“Today’s release finally provides some positive news for Glencore in the DRC following what seemed to be a persistently deteriorating environment over recent months,” said RBC Capital Markets. “The resolution with Gécamines provides some certainty on the forward economics and, in our view, lowers the probability of any worst-case outcomes,” it said.
“We will need to follow up with management but at this juncture, the cash impact appears to be $191m,” it added. “We would assume the writing down of the nearly $6bn in debt will see an exceptional loss at the half year.”
The DRC had threatened to appropriate the assets Glencore owns through its 75% stake in Kamoto Copper Company (KCC) – a company producing metals that has huge strategic importance considering the use of copper and cobalt in manufacturing batteries used in the electric vehicle sector.

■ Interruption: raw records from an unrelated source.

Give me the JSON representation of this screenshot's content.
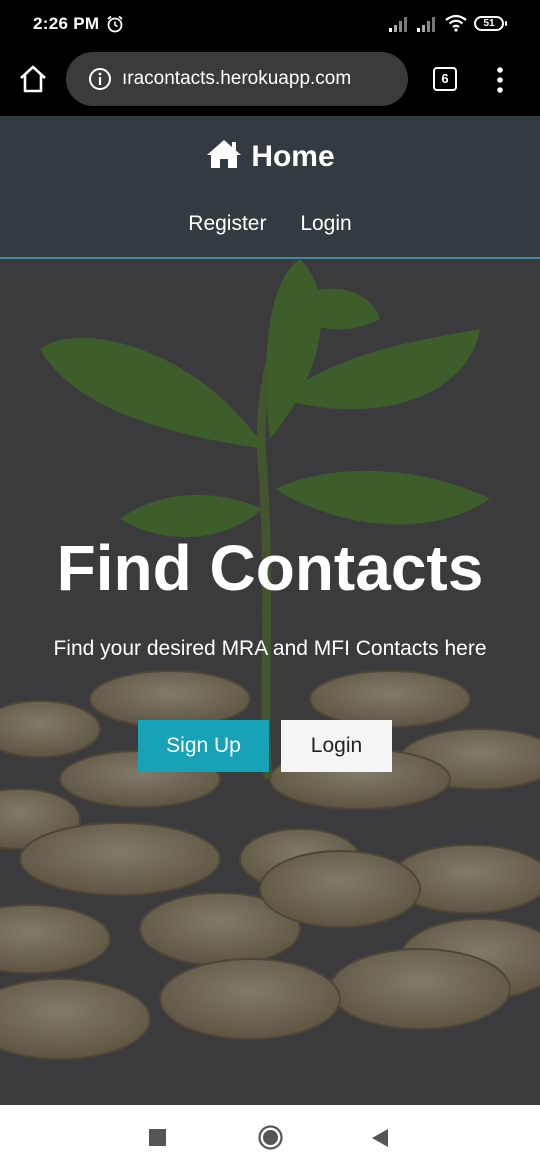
{
  "status_bar": {
    "time": "2:26 PM",
    "battery": "51",
    "icons": [
      "alarm-icon",
      "signal-icon",
      "signal-icon",
      "wifi-icon",
      "battery-icon"
    ]
  },
  "browser": {
    "url": "ıracontacts.herokuapp.com",
    "tab_count": "6",
    "icons": [
      "home-icon",
      "info-icon",
      "tabs-icon",
      "more-vert-icon"
    ]
  },
  "navbar": {
    "brand_label": "Home",
    "brand_icon": "home-icon",
    "links": [
      "Register",
      "Login"
    ],
    "background": "#343a42"
  },
  "hero": {
    "title": "Find Contacts",
    "subtitle": "Find your desired MRA and MFI Contacts here",
    "signup_label": "Sign Up",
    "login_label": "Login",
    "accent": "#17a2b8"
  },
  "system_nav": {
    "icons": [
      "recents-square-icon",
      "home-circle-icon",
      "back-triangle-icon"
    ]
  }
}
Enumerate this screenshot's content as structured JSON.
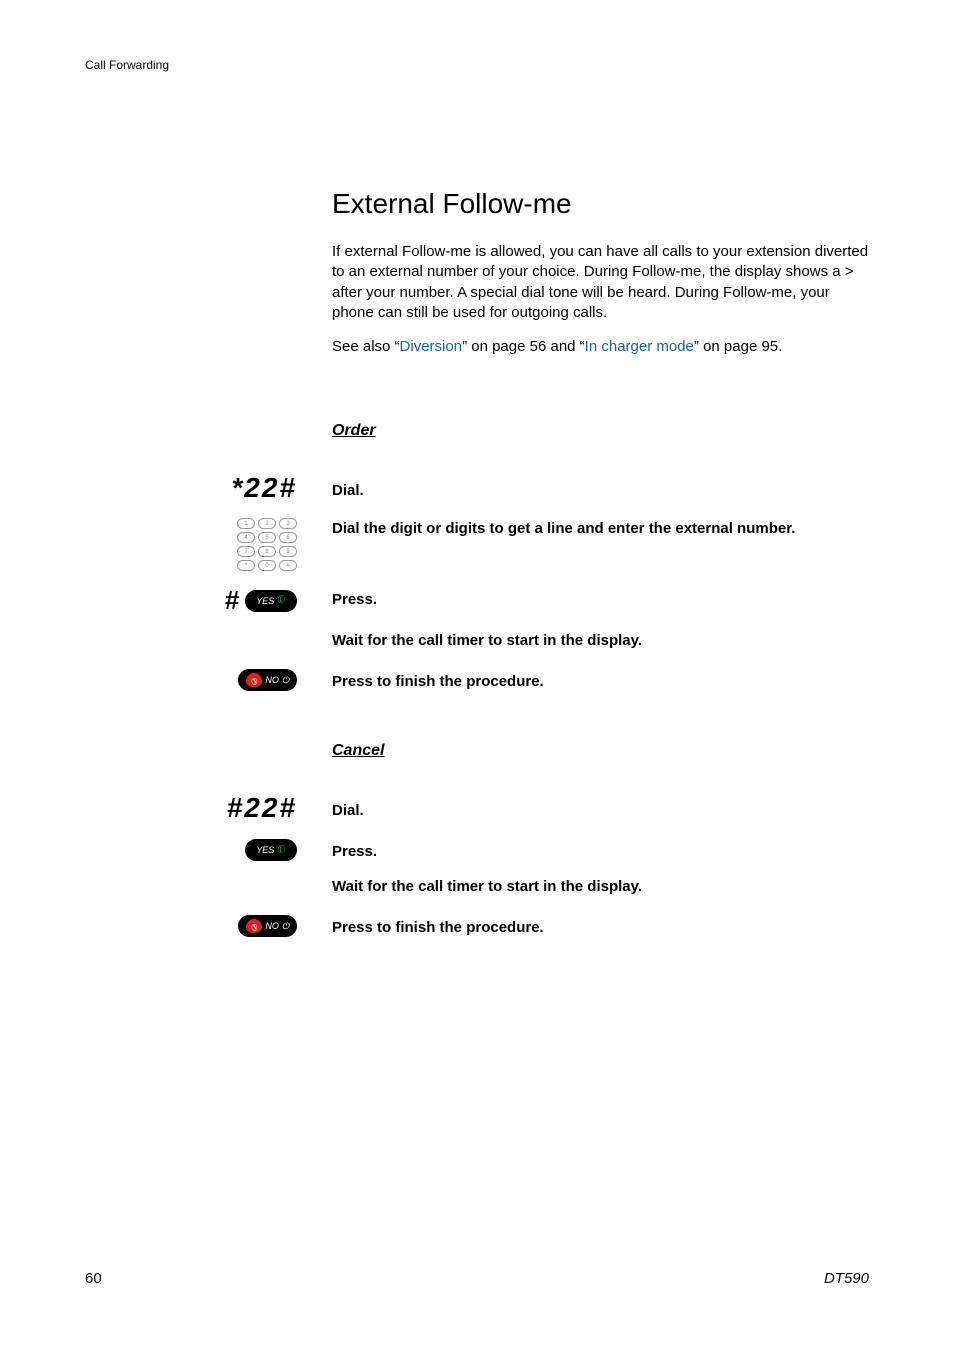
{
  "header": "Call Forwarding",
  "title": "External Follow-me",
  "intro": "If external Follow-me is allowed, you can have all calls to your extension diverted to an external number of your choice. During Follow-me, the display shows a > after your number. A special dial tone will be heard. During Follow-me, your phone can still be used for outgoing calls.",
  "seealso_prefix": "See also “",
  "seealso_link1": "Diversion",
  "seealso_mid1": "” on page 56 and “",
  "seealso_link2": "In charger mode",
  "seealso_mid2": "” on page 95.",
  "order": {
    "heading": "Order",
    "code": "*22#",
    "step1": "Dial.",
    "step2": "Dial the digit or digits to get a line and enter the external number.",
    "step3": "Press.",
    "step4": "Wait for the call timer to start in the display.",
    "step5": "Press to finish the procedure."
  },
  "cancel": {
    "heading": "Cancel",
    "code": "#22#",
    "step1": "Dial.",
    "step2": "Press.",
    "step3": "Wait for the call timer to start in the display.",
    "step4": "Press to finish the procedure."
  },
  "labels": {
    "yes": "YES",
    "no": "NO",
    "hash": "#"
  },
  "footer": {
    "page": "60",
    "model": "DT590"
  },
  "keypad": [
    "1",
    "2",
    "3",
    "4",
    "5",
    "6",
    "7",
    "8",
    "9",
    "*",
    "0",
    "#"
  ]
}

The agreement represents a degree of relief for Glencore given that the Congo on June 10 passed regulations that enshrine its new Mining Code of 2018 – a piece of legislation that discards the stabilisation clause of the 2002 Mining Code to which Glencore had subscribed.
“Clearly, this is a much more favourable outcome than an expropriation event, which had seemingly been priced-in to the value of the assets,” said Bernstein in a report. It added that the agreement was more than just a good outcome for Glencore as it sent “… a positive signal regarding the DRC more generally,” said Bernstein.

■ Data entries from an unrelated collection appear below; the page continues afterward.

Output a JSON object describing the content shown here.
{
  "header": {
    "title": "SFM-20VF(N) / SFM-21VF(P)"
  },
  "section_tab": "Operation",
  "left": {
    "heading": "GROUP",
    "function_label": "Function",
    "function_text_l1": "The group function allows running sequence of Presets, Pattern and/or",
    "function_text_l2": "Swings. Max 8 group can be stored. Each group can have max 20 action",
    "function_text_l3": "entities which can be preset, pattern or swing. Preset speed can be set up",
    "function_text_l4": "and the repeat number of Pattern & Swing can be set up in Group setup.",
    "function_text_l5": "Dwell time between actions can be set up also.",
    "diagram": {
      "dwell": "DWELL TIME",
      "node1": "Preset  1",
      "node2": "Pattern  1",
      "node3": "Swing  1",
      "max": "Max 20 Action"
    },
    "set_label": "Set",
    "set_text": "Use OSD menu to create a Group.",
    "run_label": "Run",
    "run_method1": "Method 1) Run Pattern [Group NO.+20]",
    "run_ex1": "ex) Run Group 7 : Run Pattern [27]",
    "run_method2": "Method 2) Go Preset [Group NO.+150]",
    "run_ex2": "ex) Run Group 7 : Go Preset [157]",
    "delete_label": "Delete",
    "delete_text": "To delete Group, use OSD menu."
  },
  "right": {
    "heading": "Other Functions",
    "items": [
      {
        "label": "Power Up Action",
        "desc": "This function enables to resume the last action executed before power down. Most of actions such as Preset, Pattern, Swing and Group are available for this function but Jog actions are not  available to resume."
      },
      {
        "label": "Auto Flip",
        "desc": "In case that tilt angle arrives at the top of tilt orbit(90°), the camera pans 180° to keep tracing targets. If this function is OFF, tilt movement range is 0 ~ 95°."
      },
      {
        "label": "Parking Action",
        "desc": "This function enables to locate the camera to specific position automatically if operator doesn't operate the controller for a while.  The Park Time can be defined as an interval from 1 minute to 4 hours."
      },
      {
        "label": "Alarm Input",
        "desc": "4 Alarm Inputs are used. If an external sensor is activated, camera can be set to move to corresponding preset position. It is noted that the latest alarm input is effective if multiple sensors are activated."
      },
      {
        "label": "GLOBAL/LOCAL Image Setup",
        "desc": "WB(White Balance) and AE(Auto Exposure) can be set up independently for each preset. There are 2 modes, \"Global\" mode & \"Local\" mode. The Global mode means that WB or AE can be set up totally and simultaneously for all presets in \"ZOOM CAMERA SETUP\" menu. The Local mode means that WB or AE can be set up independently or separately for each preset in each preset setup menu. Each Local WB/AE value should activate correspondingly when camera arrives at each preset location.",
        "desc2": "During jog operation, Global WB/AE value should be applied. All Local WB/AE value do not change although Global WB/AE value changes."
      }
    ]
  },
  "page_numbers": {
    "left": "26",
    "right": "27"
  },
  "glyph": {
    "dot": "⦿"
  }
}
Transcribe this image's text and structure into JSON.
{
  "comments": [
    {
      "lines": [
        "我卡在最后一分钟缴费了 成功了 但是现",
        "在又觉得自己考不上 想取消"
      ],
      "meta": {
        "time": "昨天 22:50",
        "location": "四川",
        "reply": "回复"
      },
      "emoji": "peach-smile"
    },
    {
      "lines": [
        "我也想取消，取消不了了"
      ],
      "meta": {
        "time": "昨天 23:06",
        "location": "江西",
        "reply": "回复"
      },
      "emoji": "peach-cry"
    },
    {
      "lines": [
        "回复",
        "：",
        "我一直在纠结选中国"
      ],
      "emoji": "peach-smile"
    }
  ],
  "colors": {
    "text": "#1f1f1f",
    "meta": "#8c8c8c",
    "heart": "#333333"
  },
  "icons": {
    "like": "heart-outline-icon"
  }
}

“Firstly, it shows that Gécamines/the Congo are not just out to expropriate assets. Secondly, it shows that appropriate commercial negotiation can reach positive outcomes in that jurisdiction,” it said.
Glencore’s agreement followed an announcement by Ivanhoe Mining, a Canadian-listed firm that is building the Kamoa-Kakula copper project in the DRC, that it had sold a 19.9% stake in the project for $555m to CITIC, a China government-owned entity. This agreement implied that China’s approach to dealings in the DRC is “… to be transparent”, said Bernstein.
“Overall, we see this week to be representative of a significant de-risking of Congolese assets, which should quell fears of upcoming expropriations and instil some confidence in commercial negotiations in the country going forward,” said Bernstein.